- Patrol officers shall refer to Policy #3-16 Mobile Video Recording for guidelines and operating procedures regarding the use of mobile video.
How to Make a Compliment or File a Complaint
The Live Oak Police Department is dedicated to providing the best police service possible to the residents and visitors of Live Oak. Police employees are carefully selected and given the best training possible in order to provide professional service. In addition, public input and compliments are welcomed and appreciated. However, you may have occasion to lodge a complaint in reference to the actions of a member of the Live Oak Police Department. In order to be responsive to you, we are providing the following information about how complaints are made, how they are investigated and their results.

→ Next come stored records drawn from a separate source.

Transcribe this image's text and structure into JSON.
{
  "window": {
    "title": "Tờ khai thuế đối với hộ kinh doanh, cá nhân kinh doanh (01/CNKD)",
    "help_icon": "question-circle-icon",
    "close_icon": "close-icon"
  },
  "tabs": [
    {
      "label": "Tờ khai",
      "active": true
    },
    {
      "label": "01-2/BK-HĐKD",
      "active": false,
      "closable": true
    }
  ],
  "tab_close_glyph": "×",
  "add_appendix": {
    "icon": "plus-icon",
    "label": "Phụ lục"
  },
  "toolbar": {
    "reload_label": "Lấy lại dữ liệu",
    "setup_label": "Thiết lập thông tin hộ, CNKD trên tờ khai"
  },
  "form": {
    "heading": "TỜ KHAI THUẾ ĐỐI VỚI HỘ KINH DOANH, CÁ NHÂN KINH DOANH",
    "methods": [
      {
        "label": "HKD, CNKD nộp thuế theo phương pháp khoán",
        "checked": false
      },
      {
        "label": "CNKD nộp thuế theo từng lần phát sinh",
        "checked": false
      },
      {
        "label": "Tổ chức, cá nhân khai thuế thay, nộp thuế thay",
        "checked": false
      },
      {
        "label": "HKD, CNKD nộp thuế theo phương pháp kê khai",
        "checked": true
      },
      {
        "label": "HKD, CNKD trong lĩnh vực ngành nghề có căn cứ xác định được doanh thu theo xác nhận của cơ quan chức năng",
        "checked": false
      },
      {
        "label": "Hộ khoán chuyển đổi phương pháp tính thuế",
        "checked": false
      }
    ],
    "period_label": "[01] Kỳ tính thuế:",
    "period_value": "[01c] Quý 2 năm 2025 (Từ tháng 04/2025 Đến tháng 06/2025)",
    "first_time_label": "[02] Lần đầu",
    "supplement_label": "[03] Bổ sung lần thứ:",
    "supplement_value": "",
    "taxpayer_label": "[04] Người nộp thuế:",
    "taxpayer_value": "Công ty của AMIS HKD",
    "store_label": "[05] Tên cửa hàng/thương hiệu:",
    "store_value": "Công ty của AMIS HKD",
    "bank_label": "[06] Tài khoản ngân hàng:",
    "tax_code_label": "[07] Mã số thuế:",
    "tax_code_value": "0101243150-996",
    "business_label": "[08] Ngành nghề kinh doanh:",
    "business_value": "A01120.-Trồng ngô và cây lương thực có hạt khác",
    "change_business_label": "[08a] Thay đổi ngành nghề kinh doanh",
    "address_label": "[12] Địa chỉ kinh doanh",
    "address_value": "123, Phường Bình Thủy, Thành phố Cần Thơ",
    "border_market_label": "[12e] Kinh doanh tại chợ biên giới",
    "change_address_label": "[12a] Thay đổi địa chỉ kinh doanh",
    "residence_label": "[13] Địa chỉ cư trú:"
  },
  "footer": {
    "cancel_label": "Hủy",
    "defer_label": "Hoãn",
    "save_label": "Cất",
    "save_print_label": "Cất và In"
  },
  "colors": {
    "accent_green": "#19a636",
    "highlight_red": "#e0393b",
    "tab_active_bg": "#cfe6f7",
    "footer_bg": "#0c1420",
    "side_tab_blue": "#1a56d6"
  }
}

Any person wishing to make a compliment or complaint may do so by coming into the Live Oak Police Department, 8022 Shin Oak, Live Oak, Texas, or by e-mail to email@example.com. Complaints or compliments can be reported 24 hours a day to any department supervisor or from 8:00 a.m. to 5:00 p.m. weekdays to a member of the Professional Standards Unit.

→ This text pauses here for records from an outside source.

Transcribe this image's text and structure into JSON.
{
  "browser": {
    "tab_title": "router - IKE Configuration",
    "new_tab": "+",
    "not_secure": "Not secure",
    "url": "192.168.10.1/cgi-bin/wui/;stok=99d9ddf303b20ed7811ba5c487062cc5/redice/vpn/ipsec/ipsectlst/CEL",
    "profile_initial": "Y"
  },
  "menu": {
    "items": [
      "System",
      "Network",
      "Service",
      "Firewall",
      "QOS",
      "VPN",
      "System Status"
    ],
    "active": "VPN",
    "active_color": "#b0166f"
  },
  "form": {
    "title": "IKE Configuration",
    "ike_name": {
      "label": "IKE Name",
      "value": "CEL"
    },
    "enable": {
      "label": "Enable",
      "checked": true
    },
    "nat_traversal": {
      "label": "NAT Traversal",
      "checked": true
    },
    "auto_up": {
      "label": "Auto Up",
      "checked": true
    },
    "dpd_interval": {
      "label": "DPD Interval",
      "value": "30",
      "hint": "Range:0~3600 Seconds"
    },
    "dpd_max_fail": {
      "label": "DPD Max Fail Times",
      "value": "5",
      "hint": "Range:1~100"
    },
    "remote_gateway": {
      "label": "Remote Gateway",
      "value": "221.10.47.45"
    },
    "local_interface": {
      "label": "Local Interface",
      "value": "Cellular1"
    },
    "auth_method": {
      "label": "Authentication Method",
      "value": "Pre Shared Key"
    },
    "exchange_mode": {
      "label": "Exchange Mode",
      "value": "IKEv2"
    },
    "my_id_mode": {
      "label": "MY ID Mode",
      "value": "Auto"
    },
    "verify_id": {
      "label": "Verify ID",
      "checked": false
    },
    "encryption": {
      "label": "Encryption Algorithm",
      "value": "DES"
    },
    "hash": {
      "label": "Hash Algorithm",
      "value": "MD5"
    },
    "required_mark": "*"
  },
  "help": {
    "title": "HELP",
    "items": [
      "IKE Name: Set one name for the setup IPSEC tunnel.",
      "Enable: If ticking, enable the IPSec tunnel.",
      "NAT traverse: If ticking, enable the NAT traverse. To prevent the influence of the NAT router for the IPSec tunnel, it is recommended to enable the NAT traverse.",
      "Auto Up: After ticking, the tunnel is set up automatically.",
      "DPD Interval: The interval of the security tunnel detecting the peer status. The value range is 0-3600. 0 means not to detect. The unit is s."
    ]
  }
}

TEXAS STATE LAW (Government Code 614.022) requires that all complaints against police officers be in writing and signed by the person making the complaint. Just as citizens who are arrested must be notified of the charges against them, police officers must be given copies of complaints before any disciplinary action may be taken. The person who claims to be aggrieved must make the complaint. Other persons involved in the incident may give statements as a witness.
People who intentionally make false complaints or allegations against police officers violate Chapter 37 of the Texas Penal Code. Texas law provides punishment for an individual adjudged guilty of committing an offense if, with intent to deceive and with knowledge of the statements meaning, he / she makes a false statement under oath or swears to the truth of a false statement previously made; and the statement is required or authorized by law to be made under oath.
A person who commits an offense under this section can be charged with offenses ranging from a Class B Misdemeanor to a Felony of the Third Degree. Punishments can range from confinement of 180 days in jail to 10 years imprisonment and a fine not to exceed $10,000. This information is not intended to intimidate the complainant or any witness, but is provided to avoid retaliation against police officers or departmental staff.
Complaints can be reported 24-hours a day to any department supervisor or from 8:00 a.m. to 5:00 p.m. weekdays to a member of the Professional Standards Unit.
What Happens To My Complaint After It Is Received?
All complaints received by the Police Department Office are routed by the severity of the complaint. The most serious types of complaints investigated by the Internal Affairs Section involve allegations such as excessive force, any discharge of firearms or serious rules violations. Complaints comparatively less serious in nature, such as rude behavior or improper procedure, are forwarded to the individual officer's division for investigation. In every case, the person making the complaint will be notified of the final disposition either by telephone or U.S. Mail.